Change in Life = Change in Insurance?
Most of us have experienced some kind of major change in our employment. These kinds of big changes are sometimes expected, sometimes they’re not. It’s important to understand that a job change may mean you’re eligible to make changes to your health coverage, even outside of open enrollment.
One of the toughest things about a job change can be the loss of employer-sponsored health coverage. If you’re experiencing a change in employment, be prepared to work closely with the HR department and/or a benefits administration company. You’ll want to ensure you’re being offered coverage for the time period for which you’ve already paid from your paycheck; this may be beyond your termination date.
You may also be offered coverage through the Consolidated Omnibus Budget Reconciliation Act (COBRA) which mandates that some employees be allowed to maintain coverage through the employer’s group plan—albeit on your own dime. COBRA can be expensive and only lasts for a defined period of time, typically 18 months.
Another, usually more affordable option is buying a new plan through the Obamacare or Affordable Care Act Marketplace. When this health insurance law took effect, it introduced open enrollment periods for individuals and families who were buying insurance for themselves. Outside of open enrollment, which ended on January 31, 2016, the average consumer can’t purchase insurance.
However, when you experience major life events (like a job change), you’re allowed to buy insurance outside of open enrollment during what’s called a special enrollment period. Although paying for your own insurance may still be more expensive than what’s offered through an employer, some health plans bought through the Obamacare Marketplace are eligible for premium tax credits (help paying for your coverage each month) and cost-sharing reductions (help lowering out-of-pocket costs like deductibles).

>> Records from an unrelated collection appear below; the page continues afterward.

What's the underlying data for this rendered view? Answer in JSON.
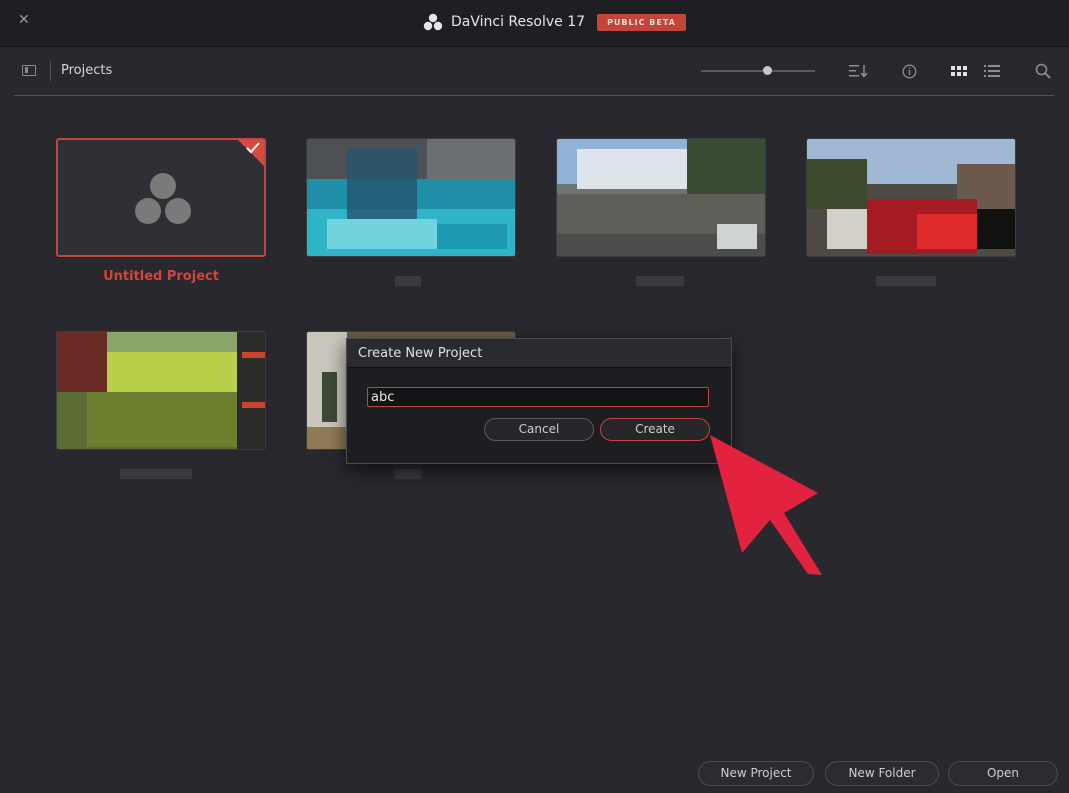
{
  "app": {
    "title": "DaVinci Resolve 17",
    "badge": "PUBLIC BETA"
  },
  "toolbar": {
    "title": "Projects",
    "icons": [
      "sidebar-toggle-icon",
      "sort-icon",
      "info-icon",
      "grid-view-icon",
      "list-view-icon",
      "search-icon"
    ]
  },
  "projects": [
    {
      "name": "Untitled Project",
      "selected": true
    },
    {
      "name": "",
      "selected": false
    },
    {
      "name": "",
      "selected": false
    },
    {
      "name": "",
      "selected": false
    },
    {
      "name": "",
      "selected": false
    },
    {
      "name": "",
      "selected": false
    }
  ],
  "dialog": {
    "title": "Create New Project",
    "input_value": "abc",
    "cancel_label": "Cancel",
    "create_label": "Create"
  },
  "footer": {
    "new_project": "New Project",
    "new_folder": "New Folder",
    "open": "Open"
  },
  "colors": {
    "accent": "#c0463f",
    "background": "#28282e",
    "arrow": "#e2223f"
  }
}
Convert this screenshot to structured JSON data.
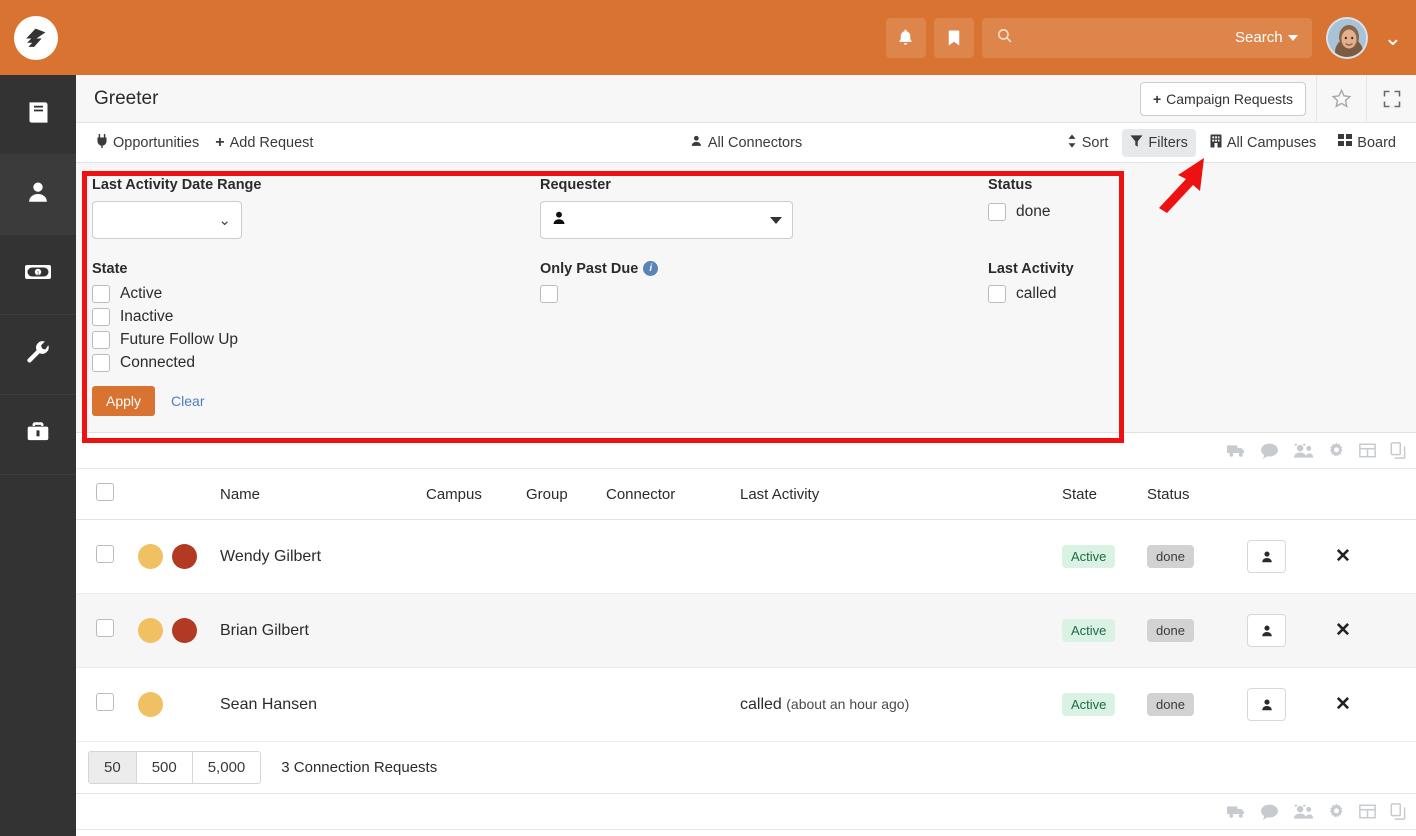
{
  "topbar": {
    "brand_icon": "mountain-logo-icon",
    "notifications_icon": "bell-icon",
    "bookmark_icon": "bookmark-icon",
    "search_icon": "search-icon",
    "search_value": "",
    "search_placeholder": "",
    "search_scope_label": "Search",
    "user_menu_icon": "chevron-down-icon",
    "brand_color": "#d97332"
  },
  "sidebar": {
    "items": [
      {
        "icon": "book-icon",
        "name": "sidebar-item-book"
      },
      {
        "icon": "user-icon",
        "name": "sidebar-item-people"
      },
      {
        "icon": "money-bill-icon",
        "name": "sidebar-item-giving"
      },
      {
        "icon": "wrench-icon",
        "name": "sidebar-item-tools"
      },
      {
        "icon": "briefcase-icon",
        "name": "sidebar-item-admin"
      }
    ]
  },
  "page": {
    "title": "Greeter",
    "campaign_requests_label": "Campaign Requests",
    "star_icon": "star-icon",
    "expand_icon": "expand-icon"
  },
  "toolbar": {
    "left": [
      {
        "label": "Opportunities",
        "icon": "plug-icon"
      },
      {
        "label": "Add Request",
        "icon": "plus-icon"
      }
    ],
    "center": {
      "label": "All Connectors",
      "icon": "user-icon"
    },
    "right": [
      {
        "label": "Sort",
        "icon": "sort-icon",
        "active": false
      },
      {
        "label": "Filters",
        "icon": "filter-icon",
        "active": true
      },
      {
        "label": "All Campuses",
        "icon": "building-icon",
        "active": false
      },
      {
        "label": "Board",
        "icon": "grid-icon",
        "active": false
      }
    ]
  },
  "filters": {
    "date_range_label": "Last Activity Date Range",
    "date_range_value": "",
    "requester_label": "Requester",
    "requester_value": "",
    "requester_icon": "user-icon",
    "status_label": "Status",
    "status_options": [
      {
        "label": "done",
        "checked": false
      }
    ],
    "state_label": "State",
    "state_options": [
      {
        "label": "Active",
        "checked": false
      },
      {
        "label": "Inactive",
        "checked": false
      },
      {
        "label": "Future Follow Up",
        "checked": false
      },
      {
        "label": "Connected",
        "checked": false
      }
    ],
    "only_past_due_label": "Only Past Due",
    "only_past_due_info_icon": "info-icon",
    "only_past_due_checked": false,
    "last_activity_label": "Last Activity",
    "last_activity_options": [
      {
        "label": "called",
        "checked": false
      }
    ],
    "apply_label": "Apply",
    "clear_label": "Clear",
    "highlight_color": "#ee1111"
  },
  "table_icons": [
    {
      "icon": "truck-icon",
      "name": "bulk-mail-icon"
    },
    {
      "icon": "comment-icon",
      "name": "bulk-sms-icon"
    },
    {
      "icon": "users-icon",
      "name": "bulk-group-icon"
    },
    {
      "icon": "gear-icon",
      "name": "settings-icon"
    },
    {
      "icon": "table-icon",
      "name": "columns-icon"
    },
    {
      "icon": "copy-icon",
      "name": "copy-icon"
    }
  ],
  "table": {
    "columns": [
      "",
      "",
      "Name",
      "Campus",
      "Group",
      "Connector",
      "Last Activity",
      "State",
      "Status",
      "",
      ""
    ],
    "rows": [
      {
        "selected": false,
        "dots": [
          "#f0c062",
          "#b33a22"
        ],
        "name": "Wendy Gilbert",
        "campus": "",
        "group": "",
        "connector": "",
        "last_activity": "",
        "last_activity_when": "",
        "state": "Active",
        "status": "done",
        "assign_icon": "user-icon",
        "remove_icon": "close-icon"
      },
      {
        "selected": false,
        "dots": [
          "#f0c062",
          "#b33a22"
        ],
        "name": "Brian Gilbert",
        "campus": "",
        "group": "",
        "connector": "",
        "last_activity": "",
        "last_activity_when": "",
        "state": "Active",
        "status": "done",
        "assign_icon": "user-icon",
        "remove_icon": "close-icon"
      },
      {
        "selected": false,
        "dots": [
          "#f0c062"
        ],
        "name": "Sean Hansen",
        "campus": "",
        "group": "",
        "connector": "",
        "last_activity": "called",
        "last_activity_when": "(about an hour ago)",
        "state": "Active",
        "status": "done",
        "assign_icon": "user-icon",
        "remove_icon": "close-icon"
      }
    ]
  },
  "footer": {
    "page_sizes": [
      {
        "label": "50",
        "selected": true
      },
      {
        "label": "500",
        "selected": false
      },
      {
        "label": "5,000",
        "selected": false
      }
    ],
    "count_text": "3 Connection Requests"
  }
}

Be aware that a laundry list of life changes—adding members to your family, changes in marital status, moving your residence, etc.—exists and these changes may qualify you for a special enrollment period. It’s also vitally important to act quickly as each special enrollment period only lasts for a certain amount of time, typically 30 to 60 days.